We came across the Restile Contest when we were exploring some of the main design and architecture portals, and we realised immediately that it matched our current design needs and fell in with the line taken by the studio, which is involved in interior design too and has extensive know how of finishing materials.
Why did you decide to take part?
The conceptual and aesthetic challenge of designing an innovative tile based on a reinterpretation of the specified materials was stimulating, mainly because it applied to porcelain stoneware tiles, which is a material that has already been tried out a great deal. What’s more, being able to work out of our studio and submit our own idea was a nice challenge.
Did you find the experience interesting/challenging?
Our work at Open* drives us to study and update ourselves day after day with regard to the materials and/or products that will become an integral part of the rooms and spaces we design. None of us had ever had tackled a design theme of this type, for both of us it was definitely an interesting and professionally enriching experience, since it helped us get to know and understand a fascinating and versatile material like porcelain stoneware.
What are your expectations?
We would like to see Lamerai in the Mirage catalogue and to one day use it in the spaces we design at Open*, our ambition is to be able to work with top companies like Mirage.
What inspired your design and what are its main characteristics?
The Lamerai collection of porcelain stoneware tiles has a decidedly urban inspiration. The materials we started out with, non-slip (or textured) sheet metal and cement, were taken together and redesigned, so they are both used to rework an innovative product that reproduces the warm industrial mood that is typical of a metropolitan loft.
The formal and aesthetic reference came about by abstracting the textured element of the sheet metal whose practical and technical characteristics have been supplanted by its aesthetic and decorative value.
This aesthetic and textural 'refining' process was merged with another poor material, concrete, whose surface texture was used together with the metal to create a hybrid material, capable of producing an extremely experience pleasant both to touch and to see. In tactile terms, we worked with a surface process that has a hint of the raised surface of textured sheet metal but is softer and smoother. Visually speaking, we tried out an approach based on graphic synthesis that takes the decorative element of the sheet metal out of context and reduces it to a coloured pattern, where the different colours are combined together. The result is a wide range of variations in colour and surface that can be used individually or in conjunction to create original and unique layouts. So, the collection consists of two raised decorations (Mandorlato and Puntinato) made by a pressing technique on a solid colour base tile, and two base tiles that are identical in terms of the shape of the raised decoration but are made by combining the different contrasting colours. The base tiles have graphic decorations on a scale that is twice that of the raised decoration tiles.

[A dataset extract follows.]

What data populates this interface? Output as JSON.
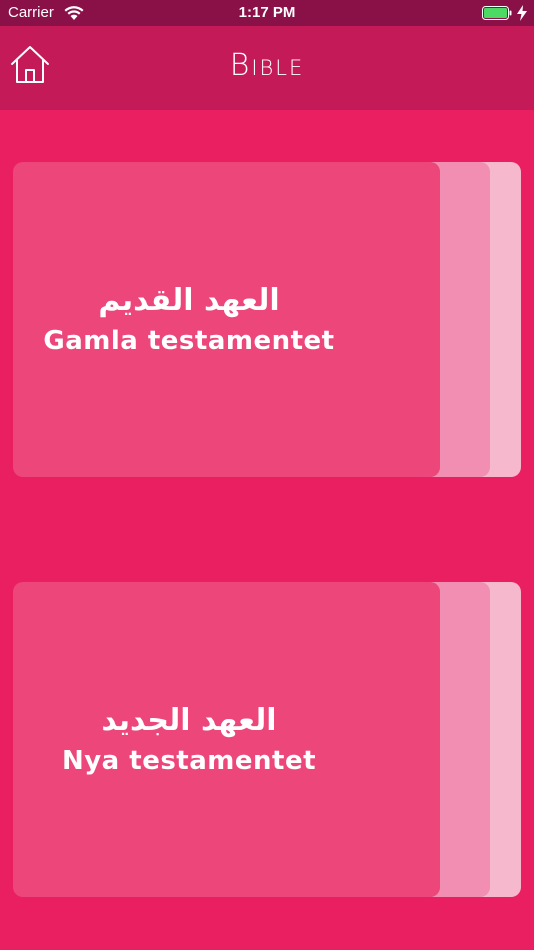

The four colours available (Beige, Rust, Grey and Anthracite) were chosen from the many natural shades of metals and applied on a matt surface, imitating concrete and avoiding a metallic effect.